Task item >>
The answer must be every line below that holds the word "Fields".

Exercise inputs >>
++++++++

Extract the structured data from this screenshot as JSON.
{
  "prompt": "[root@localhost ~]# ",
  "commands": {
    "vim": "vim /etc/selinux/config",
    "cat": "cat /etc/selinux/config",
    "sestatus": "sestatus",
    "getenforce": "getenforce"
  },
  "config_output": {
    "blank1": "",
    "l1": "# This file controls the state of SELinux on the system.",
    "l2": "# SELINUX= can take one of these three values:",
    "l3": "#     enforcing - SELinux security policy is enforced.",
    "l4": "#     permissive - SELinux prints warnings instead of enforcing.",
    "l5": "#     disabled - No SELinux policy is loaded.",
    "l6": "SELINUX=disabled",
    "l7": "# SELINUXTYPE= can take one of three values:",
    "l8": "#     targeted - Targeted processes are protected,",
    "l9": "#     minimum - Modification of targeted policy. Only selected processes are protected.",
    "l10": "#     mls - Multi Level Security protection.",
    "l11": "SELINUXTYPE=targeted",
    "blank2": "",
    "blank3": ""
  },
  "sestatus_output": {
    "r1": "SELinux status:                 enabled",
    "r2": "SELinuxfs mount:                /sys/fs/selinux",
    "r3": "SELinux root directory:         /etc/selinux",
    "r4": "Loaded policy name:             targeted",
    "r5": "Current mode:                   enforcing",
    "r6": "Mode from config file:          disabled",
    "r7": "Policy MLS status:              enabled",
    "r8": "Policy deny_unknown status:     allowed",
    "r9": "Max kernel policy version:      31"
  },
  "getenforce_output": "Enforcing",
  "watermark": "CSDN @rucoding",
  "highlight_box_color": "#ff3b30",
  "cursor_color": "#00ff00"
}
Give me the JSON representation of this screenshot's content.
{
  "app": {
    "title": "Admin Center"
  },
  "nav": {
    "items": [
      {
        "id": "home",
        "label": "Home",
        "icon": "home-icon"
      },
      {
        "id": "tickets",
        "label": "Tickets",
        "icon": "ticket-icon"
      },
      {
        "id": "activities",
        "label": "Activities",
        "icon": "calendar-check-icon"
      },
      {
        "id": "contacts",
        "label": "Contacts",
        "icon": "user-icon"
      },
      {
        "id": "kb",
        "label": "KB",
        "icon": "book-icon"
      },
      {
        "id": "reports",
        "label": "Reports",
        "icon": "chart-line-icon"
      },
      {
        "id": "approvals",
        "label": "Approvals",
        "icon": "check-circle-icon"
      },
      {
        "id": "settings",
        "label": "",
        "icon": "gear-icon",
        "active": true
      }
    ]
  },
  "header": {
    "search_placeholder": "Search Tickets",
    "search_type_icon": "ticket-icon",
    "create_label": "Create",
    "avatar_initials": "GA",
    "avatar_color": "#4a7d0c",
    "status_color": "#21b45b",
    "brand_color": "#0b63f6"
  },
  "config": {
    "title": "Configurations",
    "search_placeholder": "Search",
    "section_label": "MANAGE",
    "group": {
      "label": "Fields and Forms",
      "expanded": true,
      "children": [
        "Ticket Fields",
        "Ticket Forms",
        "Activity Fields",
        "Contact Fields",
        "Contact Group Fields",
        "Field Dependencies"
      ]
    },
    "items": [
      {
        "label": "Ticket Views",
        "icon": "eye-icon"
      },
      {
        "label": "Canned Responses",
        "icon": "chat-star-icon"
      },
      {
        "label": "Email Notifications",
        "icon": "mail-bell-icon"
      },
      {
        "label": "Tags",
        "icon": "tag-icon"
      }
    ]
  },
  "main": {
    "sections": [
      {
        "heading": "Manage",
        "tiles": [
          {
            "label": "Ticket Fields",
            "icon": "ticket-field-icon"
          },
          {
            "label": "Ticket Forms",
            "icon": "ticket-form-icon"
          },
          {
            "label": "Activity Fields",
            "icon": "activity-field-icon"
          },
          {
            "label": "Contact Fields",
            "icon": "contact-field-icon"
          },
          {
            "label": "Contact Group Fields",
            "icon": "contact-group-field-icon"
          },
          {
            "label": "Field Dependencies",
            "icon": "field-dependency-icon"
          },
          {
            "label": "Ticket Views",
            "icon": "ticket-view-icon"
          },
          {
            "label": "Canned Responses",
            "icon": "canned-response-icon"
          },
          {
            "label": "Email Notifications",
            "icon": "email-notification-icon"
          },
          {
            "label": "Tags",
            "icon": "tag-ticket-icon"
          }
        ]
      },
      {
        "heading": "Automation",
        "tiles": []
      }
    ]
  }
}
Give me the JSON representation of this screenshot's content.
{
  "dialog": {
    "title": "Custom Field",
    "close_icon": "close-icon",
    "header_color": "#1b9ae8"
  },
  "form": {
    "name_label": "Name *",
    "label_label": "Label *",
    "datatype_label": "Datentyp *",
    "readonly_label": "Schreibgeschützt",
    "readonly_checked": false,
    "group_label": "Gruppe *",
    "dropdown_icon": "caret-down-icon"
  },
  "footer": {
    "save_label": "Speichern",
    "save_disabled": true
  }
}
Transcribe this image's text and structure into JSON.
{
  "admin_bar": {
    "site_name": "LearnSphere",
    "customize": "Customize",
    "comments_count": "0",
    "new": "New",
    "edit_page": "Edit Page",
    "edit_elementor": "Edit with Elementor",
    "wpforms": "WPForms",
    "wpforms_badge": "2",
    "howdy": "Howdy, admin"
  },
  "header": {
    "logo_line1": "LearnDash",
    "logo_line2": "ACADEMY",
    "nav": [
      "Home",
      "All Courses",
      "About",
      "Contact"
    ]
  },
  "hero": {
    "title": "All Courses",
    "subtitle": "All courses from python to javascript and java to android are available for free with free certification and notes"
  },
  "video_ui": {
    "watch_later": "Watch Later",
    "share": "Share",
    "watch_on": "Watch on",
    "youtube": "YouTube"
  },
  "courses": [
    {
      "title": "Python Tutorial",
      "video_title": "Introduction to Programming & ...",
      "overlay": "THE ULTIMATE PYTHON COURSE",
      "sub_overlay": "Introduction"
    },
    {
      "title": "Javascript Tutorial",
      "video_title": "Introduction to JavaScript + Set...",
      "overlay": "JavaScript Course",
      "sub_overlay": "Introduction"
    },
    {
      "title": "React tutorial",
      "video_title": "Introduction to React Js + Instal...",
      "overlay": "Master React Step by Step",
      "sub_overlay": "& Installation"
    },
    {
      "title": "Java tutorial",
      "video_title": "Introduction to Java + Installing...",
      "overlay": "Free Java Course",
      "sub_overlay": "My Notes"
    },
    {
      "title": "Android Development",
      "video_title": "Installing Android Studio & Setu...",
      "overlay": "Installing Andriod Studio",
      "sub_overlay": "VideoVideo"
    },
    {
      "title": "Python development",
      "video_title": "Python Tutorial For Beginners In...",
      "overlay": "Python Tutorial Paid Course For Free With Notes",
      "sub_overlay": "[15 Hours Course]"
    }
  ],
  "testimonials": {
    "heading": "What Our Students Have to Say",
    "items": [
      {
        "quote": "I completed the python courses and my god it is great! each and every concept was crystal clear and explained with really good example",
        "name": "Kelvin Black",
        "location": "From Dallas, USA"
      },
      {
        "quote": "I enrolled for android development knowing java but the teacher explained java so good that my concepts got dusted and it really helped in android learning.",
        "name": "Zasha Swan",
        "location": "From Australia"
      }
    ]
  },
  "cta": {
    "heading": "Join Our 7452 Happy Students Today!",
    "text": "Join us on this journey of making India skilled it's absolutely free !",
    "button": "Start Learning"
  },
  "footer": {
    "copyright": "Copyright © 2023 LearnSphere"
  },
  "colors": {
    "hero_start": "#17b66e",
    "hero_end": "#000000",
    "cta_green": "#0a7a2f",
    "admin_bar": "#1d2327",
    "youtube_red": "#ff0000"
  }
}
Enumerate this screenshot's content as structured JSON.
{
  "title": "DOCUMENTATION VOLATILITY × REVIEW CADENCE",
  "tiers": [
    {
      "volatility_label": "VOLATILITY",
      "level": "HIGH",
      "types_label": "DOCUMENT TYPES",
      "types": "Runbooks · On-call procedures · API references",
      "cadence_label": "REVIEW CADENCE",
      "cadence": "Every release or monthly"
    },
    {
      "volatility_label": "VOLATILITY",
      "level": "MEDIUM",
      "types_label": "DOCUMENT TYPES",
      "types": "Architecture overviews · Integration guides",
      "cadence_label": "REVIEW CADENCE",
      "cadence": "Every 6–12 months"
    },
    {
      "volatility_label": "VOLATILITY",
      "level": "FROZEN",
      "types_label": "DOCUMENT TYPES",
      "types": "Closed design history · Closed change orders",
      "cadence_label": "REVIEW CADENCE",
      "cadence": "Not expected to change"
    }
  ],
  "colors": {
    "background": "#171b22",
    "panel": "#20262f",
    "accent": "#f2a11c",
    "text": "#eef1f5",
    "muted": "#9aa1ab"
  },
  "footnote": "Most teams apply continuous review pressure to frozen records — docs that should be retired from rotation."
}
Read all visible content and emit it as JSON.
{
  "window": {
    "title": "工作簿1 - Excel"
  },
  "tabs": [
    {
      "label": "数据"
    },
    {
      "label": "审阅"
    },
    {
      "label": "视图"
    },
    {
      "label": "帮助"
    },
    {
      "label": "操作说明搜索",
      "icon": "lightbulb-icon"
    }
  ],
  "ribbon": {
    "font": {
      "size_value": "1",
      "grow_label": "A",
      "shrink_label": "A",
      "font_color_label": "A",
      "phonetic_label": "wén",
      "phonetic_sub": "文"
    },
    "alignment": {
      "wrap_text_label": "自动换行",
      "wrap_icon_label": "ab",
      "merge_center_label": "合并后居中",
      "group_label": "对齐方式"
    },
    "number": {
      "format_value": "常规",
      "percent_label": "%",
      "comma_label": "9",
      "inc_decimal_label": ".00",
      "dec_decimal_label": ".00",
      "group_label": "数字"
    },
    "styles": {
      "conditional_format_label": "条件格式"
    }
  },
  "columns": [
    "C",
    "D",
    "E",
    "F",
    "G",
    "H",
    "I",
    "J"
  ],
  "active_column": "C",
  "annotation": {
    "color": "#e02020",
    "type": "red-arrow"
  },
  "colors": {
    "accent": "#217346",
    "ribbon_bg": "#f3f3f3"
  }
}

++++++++

Task answer >>
      "label": "Fields and Forms",
        "Ticket Fields",
        "Activity Fields",
        "Contact Fields",
        "Contact Group Fields",
            "label": "Ticket Fields",
            "label": "Activity Fields",
            "label": "Contact Fields",
            "label": "Contact Group Fields",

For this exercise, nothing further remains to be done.